RB still has fond memories. Every once in awhile, she looks at my chest, sighs and says,

“Can I kiss the mommy milkies?”

Might as well love up whatever is left.

I may never think of s’mores the same way again.

What’s happening at 3am? Don’t worry, Baby Bop is on the case

Sleep. It’s all I can think about. I want it. It’s the number one thing on my Hanukkah/Christmas list. I’d love to blog about something else, but I’m so sleepy.

Last night I put Baby Bop to bed. I popped my head out to Captain,

“I’m going to bed.”

He glances at the clock.

“It’s 7pm!”

“Yup.” The thought of doing anything else besides sleeping makes me feel very tired.

Baby Bop gets up four times a night to eat: 11pm, 1am, 3am, 5am. The 5am one may or may not be up for the day. Sometimes I squeak out another hour until 6. On a rare occasion she’ll sleep till 7 or later. In which case I feel like a new woman. Most days I feel like a sleepy sack of boobies.

Also all the times are very approximate. I never have a clear recollection of what happens at night. Some of the night Baby Bop is in her bassinet and some of the night she’s on my boob. Whatever happens, it’s messing with my sleep.

Before Baby Bop, I’d write my blog first thing in the morning, 11am, while I was fresh. Now  11am is the middle of my day and first thing in the morning I do not feel fresh. I do not feel like writing a blog at 5am, but then it doesn’t get any easier at 7am and then by the time 10am rolls around I decide I’ll do it another day.

That’s what happens to other things like cleaning and laundry, but I’ve never felt like I really wanted to do those in the first place.

I’d be resigned to this being what life is like with a baby, but I feel like we’re so close to a solution. Baby Bop eats from one boob per feeding. This happens all day long as well as at night, but I don’t care at 10am when I’m not writing a blog.

If I could get her to eat both boobs, she’d sleep for double the time. Or at least that’s my dream. During the day I offer her the second boob and she arches her back, throws her head to the side and will resort to screaming if I force the issue. At night she feigns deep deep sleep. Which will only last 2 hours.

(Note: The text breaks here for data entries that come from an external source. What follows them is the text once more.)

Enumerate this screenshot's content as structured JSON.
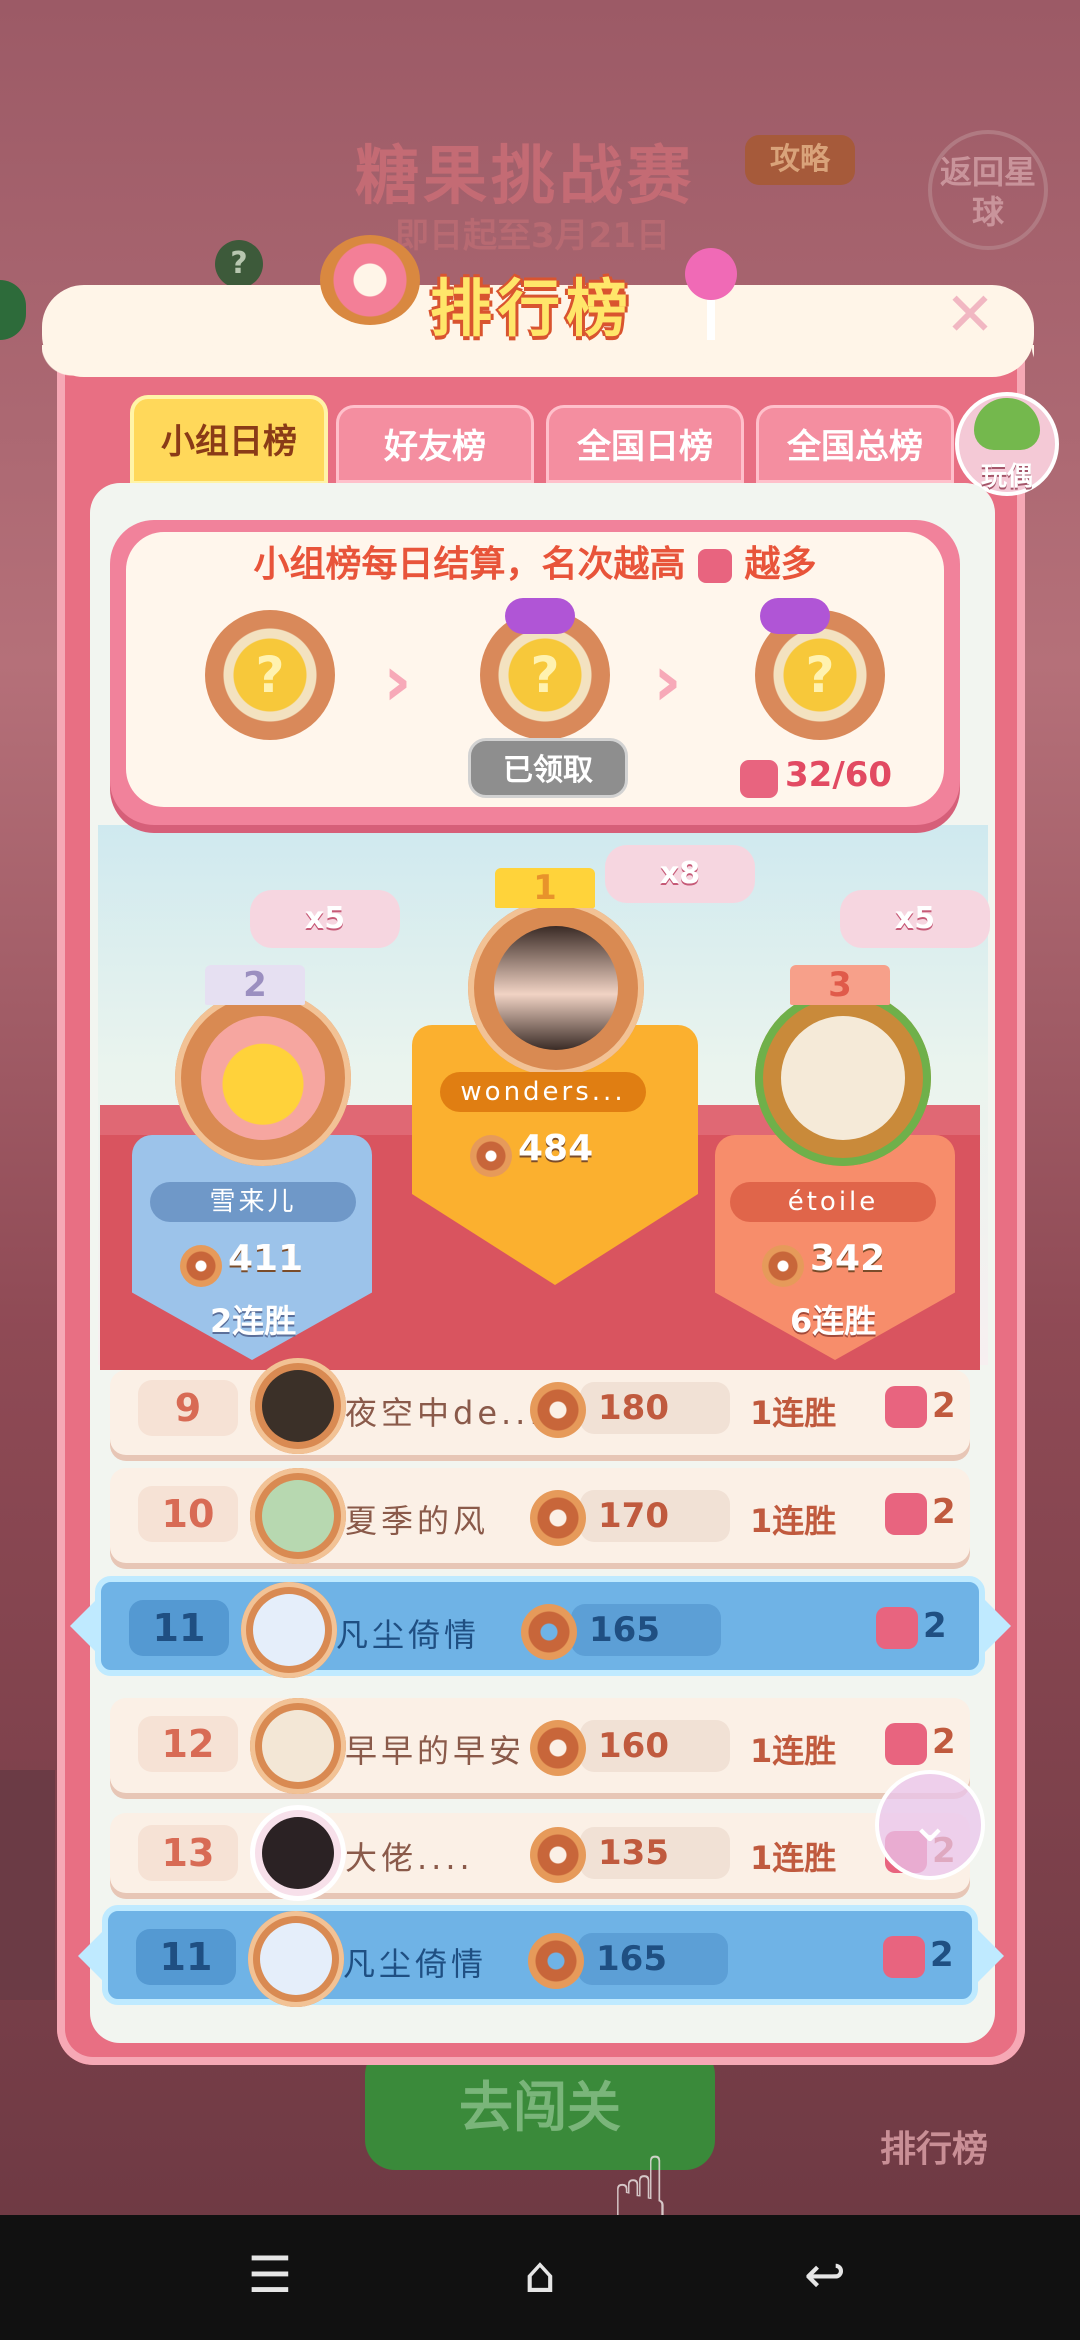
{
  "background": {
    "title": "糖果挑战赛",
    "subtitle": "即日起至3月21日",
    "guide_label": "攻略",
    "back_label": "返回星球",
    "go_label": "去闯关",
    "rank_label": "排行榜"
  },
  "panel": {
    "title": "排行榜",
    "tabs": [
      {
        "label": "小组日榜",
        "active": true
      },
      {
        "label": "好友榜",
        "active": false
      },
      {
        "label": "全国日榜",
        "active": false
      },
      {
        "label": "全国总榜",
        "active": false
      }
    ],
    "doll_label": "玩偶"
  },
  "reward": {
    "text_before": "小组榜每日结算，名次越高",
    "text_after": "越多",
    "claimed_label": "已领取",
    "progress": "32/60"
  },
  "podium": {
    "first": {
      "name": "wonders...",
      "score": "484",
      "bonus": "x8",
      "crown": "1"
    },
    "second": {
      "name": "雪来儿",
      "score": "411",
      "streak": "2连胜",
      "bonus": "x5",
      "crown": "2"
    },
    "third": {
      "name": "étoile",
      "score": "342",
      "streak": "6连胜",
      "bonus": "x5",
      "crown": "3"
    }
  },
  "rows": [
    {
      "rank": "9",
      "name": "夜空中de...",
      "score": "180",
      "streak": "1连胜",
      "reward": "2"
    },
    {
      "rank": "10",
      "name": "夏季的风",
      "score": "170",
      "streak": "1连胜",
      "reward": "2"
    },
    {
      "rank": "11",
      "name": "凡尘倚情",
      "score": "165",
      "streak": "",
      "reward": "2",
      "me": true
    },
    {
      "rank": "12",
      "name": "早早的早安",
      "score": "160",
      "streak": "1连胜",
      "reward": "2"
    },
    {
      "rank": "13",
      "name": "大佬....",
      "score": "135",
      "streak": "1连胜",
      "reward": "2"
    }
  ],
  "my_row": {
    "rank": "11",
    "name": "凡尘倚情",
    "score": "165",
    "reward": "2"
  },
  "colors": {
    "panel": "#e86f83",
    "active_tab": "#ffd85a",
    "me_row": "#6fb3e6",
    "first_place": "#fbb02f"
  },
  "icons": {
    "close": "close-icon",
    "scroll": "chevron-down-icon",
    "nav": [
      "menu-icon",
      "home-icon",
      "back-icon"
    ]
  }
}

This morning at 5 am Captain and I lie with a babbling Baby Bop between us. Neither of us is sleeping and neither of us can face the idea of getting out of bed. Captain asks,

“Can she stay here and play in bed?”

Baby Bop screeches. That’s her new skill. I tell Captain,

“Then no one will sleep.”

“Yes, but we’ll still be in bed.”

I am now out of bed and flying to San Diego tomorrow. We’ll see how Baby Bop likes a little jet lag.


Hello 5am and soft filter. Don’t worry, I just got a hair cut.

Got good food? I’ll make milk

It’s hard to keep track of all the different parts of my body that have changed. Never mind what’s changed back. Who am I?

The changes I want to keep, clear skin and slow-growing leg hair, are both no more. I’m a mom with a head of straight and curly hair. My leg hair is out of control. When I manage to have a shower and there’s time to wash my hair OR shave my legs, I prioritize my hair.

My feet have gone from a size 10 to a size 11. Looks-wise they’re the same. So no vanity issues. Size-wise I have a problem. I’ve never been a crazy shoe-shopper person, but I like them and I wear them. I’ve been a size 10 for 20 years. That’s a lot of time to amass a reasonable shoe collection. Now all I can do is look at it. Don’t get me started on my two-year-old ski boots.

My boobs are another story. They’re huge compared to pre-pregnancy, but not that big compared to other milk-filled boobs. They used to just hang out and keep to themselves. Now they’re acting like they’re running the show. They’re colluding with my subconscious mind.

The other night Captain and I pick up takeout. We get home and I take my shirt off. Our place is officially a topless joint. If I’m not nursing, then I’m letting them air out.

I chow down on my salad with spicy peanut dressing. It’s so good! I hear something drip on the floor, did I spill salad dressing? I look down. Nothing. I continue to devour my salad. More dripping. What’s happening? I look down again. Milk is spurting out of both boobs.

My oxytocin is flowing.

Captain rushes to get me a burp cloth. He tells me,

“I definitely don’t enjoy my food as much as you do.”